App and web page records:
__________________________________________________

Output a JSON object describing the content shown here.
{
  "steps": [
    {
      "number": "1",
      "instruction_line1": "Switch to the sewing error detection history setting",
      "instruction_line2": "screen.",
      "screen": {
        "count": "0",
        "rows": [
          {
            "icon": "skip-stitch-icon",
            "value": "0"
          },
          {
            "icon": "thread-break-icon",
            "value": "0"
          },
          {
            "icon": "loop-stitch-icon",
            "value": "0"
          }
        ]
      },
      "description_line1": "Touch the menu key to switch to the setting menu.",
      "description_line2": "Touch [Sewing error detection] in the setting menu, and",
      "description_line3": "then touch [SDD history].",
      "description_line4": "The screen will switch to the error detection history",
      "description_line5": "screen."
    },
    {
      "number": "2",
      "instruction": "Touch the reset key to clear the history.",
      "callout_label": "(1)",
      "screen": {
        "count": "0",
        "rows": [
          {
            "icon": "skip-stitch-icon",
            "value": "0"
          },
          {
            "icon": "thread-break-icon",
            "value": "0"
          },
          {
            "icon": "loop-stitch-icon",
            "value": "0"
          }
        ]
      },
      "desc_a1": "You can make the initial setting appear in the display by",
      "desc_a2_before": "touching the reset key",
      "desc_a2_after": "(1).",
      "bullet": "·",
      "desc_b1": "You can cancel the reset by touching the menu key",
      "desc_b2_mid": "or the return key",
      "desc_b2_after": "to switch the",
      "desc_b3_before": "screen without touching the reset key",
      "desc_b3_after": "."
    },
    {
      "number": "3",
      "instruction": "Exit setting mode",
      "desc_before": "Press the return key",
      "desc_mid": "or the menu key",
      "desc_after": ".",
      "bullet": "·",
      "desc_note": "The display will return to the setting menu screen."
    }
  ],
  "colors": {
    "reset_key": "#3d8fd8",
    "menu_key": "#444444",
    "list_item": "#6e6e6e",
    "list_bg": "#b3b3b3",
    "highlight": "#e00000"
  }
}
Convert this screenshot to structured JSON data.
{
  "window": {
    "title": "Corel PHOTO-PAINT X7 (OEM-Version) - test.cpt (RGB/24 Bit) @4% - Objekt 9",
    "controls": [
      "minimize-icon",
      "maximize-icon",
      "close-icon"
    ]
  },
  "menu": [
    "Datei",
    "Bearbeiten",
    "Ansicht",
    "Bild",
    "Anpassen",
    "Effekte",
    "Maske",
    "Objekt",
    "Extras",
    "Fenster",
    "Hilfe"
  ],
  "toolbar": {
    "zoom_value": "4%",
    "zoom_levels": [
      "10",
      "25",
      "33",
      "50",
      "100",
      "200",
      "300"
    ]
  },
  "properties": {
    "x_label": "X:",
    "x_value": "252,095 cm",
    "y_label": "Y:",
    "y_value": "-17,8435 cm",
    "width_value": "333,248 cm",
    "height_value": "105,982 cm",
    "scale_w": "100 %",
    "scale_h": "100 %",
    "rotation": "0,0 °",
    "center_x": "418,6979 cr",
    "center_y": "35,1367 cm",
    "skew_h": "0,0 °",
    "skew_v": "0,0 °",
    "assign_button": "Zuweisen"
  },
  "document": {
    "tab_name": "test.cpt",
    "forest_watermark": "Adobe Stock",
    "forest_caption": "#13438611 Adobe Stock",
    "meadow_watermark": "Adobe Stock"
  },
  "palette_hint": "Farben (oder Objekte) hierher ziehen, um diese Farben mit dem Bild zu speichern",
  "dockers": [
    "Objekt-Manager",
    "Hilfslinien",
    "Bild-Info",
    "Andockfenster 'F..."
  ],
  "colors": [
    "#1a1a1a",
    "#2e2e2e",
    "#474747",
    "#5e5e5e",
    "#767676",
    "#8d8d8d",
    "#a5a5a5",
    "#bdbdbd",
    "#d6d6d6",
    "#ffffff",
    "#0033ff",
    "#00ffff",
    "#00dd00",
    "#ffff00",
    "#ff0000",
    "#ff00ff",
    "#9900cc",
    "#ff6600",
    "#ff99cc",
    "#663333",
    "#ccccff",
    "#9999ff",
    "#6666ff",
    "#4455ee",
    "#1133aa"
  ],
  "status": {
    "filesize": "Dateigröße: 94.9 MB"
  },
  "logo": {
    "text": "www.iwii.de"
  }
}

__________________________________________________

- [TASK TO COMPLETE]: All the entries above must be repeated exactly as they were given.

- [REPLY TO THE TASK]:
Output a JSON object describing the content shown here.
{
  "steps": [
    {
      "number": "1",
      "instruction_line1": "Switch to the sewing error detection history setting",
      "instruction_line2": "screen.",
      "screen": {
        "count": "0",
        "rows": [
          {
            "icon": "skip-stitch-icon",
            "value": "0"
          },
          {
            "icon": "thread-break-icon",
            "value": "0"
          },
          {
            "icon": "loop-stitch-icon",
            "value": "0"
          }
        ]
      },
      "description_line1": "Touch the menu key to switch to the setting menu.",
      "description_line2": "Touch [Sewing error detection] in the setting menu, and",
      "description_line3": "then touch [SDD history].",
      "description_line4": "The screen will switch to the error detection history",
      "description_line5": "screen."
    },
    {
      "number": "2",
      "instruction": "Touch the reset key to clear the history.",
      "callout_label": "(1)",
      "screen": {
        "count": "0",
        "rows": [
          {
            "icon": "skip-stitch-icon",
            "value": "0"
          },
          {
            "icon": "thread-break-icon",
            "value": "0"
          },
          {
            "icon": "loop-stitch-icon",
            "value": "0"
          }
        ]
      },
      "desc_a1": "You can make the initial setting appear in the display by",
      "desc_a2_before": "touching the reset key",
      "desc_a2_after": "(1).",
      "bullet": "·",
      "desc_b1": "You can cancel the reset by touching the menu key",
      "desc_b2_mid": "or the return key",
      "desc_b2_after": "to switch the",
      "desc_b3_before": "screen without touching the reset key",
      "desc_b3_after": "."
    },
    {
      "number": "3",
      "instruction": "Exit setting mode",
      "desc_before": "Press the return key",
      "desc_mid": "or the menu key",
      "desc_after": ".",
      "bullet": "·",
      "desc_note": "The display will return to the setting menu screen."
    }
  ],
  "colors": {
    "reset_key": "#3d8fd8",
    "menu_key": "#444444",
    "list_item": "#6e6e6e",
    "list_bg": "#b3b3b3",
    "highlight": "#e00000"
  }
}
Convert this screenshot to structured JSON data.
{
  "window": {
    "title": "Corel PHOTO-PAINT X7 (OEM-Version) - test.cpt (RGB/24 Bit) @4% - Objekt 9",
    "controls": [
      "minimize-icon",
      "maximize-icon",
      "close-icon"
    ]
  },
  "menu": [
    "Datei",
    "Bearbeiten",
    "Ansicht",
    "Bild",
    "Anpassen",
    "Effekte",
    "Maske",
    "Objekt",
    "Extras",
    "Fenster",
    "Hilfe"
  ],
  "toolbar": {
    "zoom_value": "4%",
    "zoom_levels": [
      "10",
      "25",
      "33",
      "50",
      "100",
      "200",
      "300"
    ]
  },
  "properties": {
    "x_label": "X:",
    "x_value": "252,095 cm",
    "y_label": "Y:",
    "y_value": "-17,8435 cm",
    "width_value": "333,248 cm",
    "height_value": "105,982 cm",
    "scale_w": "100 %",
    "scale_h": "100 %",
    "rotation": "0,0 °",
    "center_x": "418,6979 cr",
    "center_y": "35,1367 cm",
    "skew_h": "0,0 °",
    "skew_v": "0,0 °",
    "assign_button": "Zuweisen"
  },
  "document": {
    "tab_name": "test.cpt",
    "forest_watermark": "Adobe Stock",
    "forest_caption": "#13438611 Adobe Stock",
    "meadow_watermark": "Adobe Stock"
  },
  "palette_hint": "Farben (oder Objekte) hierher ziehen, um diese Farben mit dem Bild zu speichern",
  "dockers": [
    "Objekt-Manager",
    "Hilfslinien",
    "Bild-Info",
    "Andockfenster 'F..."
  ],
  "colors": [
    "#1a1a1a",
    "#2e2e2e",
    "#474747",
    "#5e5e5e",
    "#767676",
    "#8d8d8d",
    "#a5a5a5",
    "#bdbdbd",
    "#d6d6d6",
    "#ffffff",
    "#0033ff",
    "#00ffff",
    "#00dd00",
    "#ffff00",
    "#ff0000",
    "#ff00ff",
    "#9900cc",
    "#ff6600",
    "#ff99cc",
    "#663333",
    "#ccccff",
    "#9999ff",
    "#6666ff",
    "#4455ee",
    "#1133aa"
  ],
  "status": {
    "filesize": "Dateigröße: 94.9 MB"
  },
  "logo": {
    "text": "www.iwii.de"
  }
}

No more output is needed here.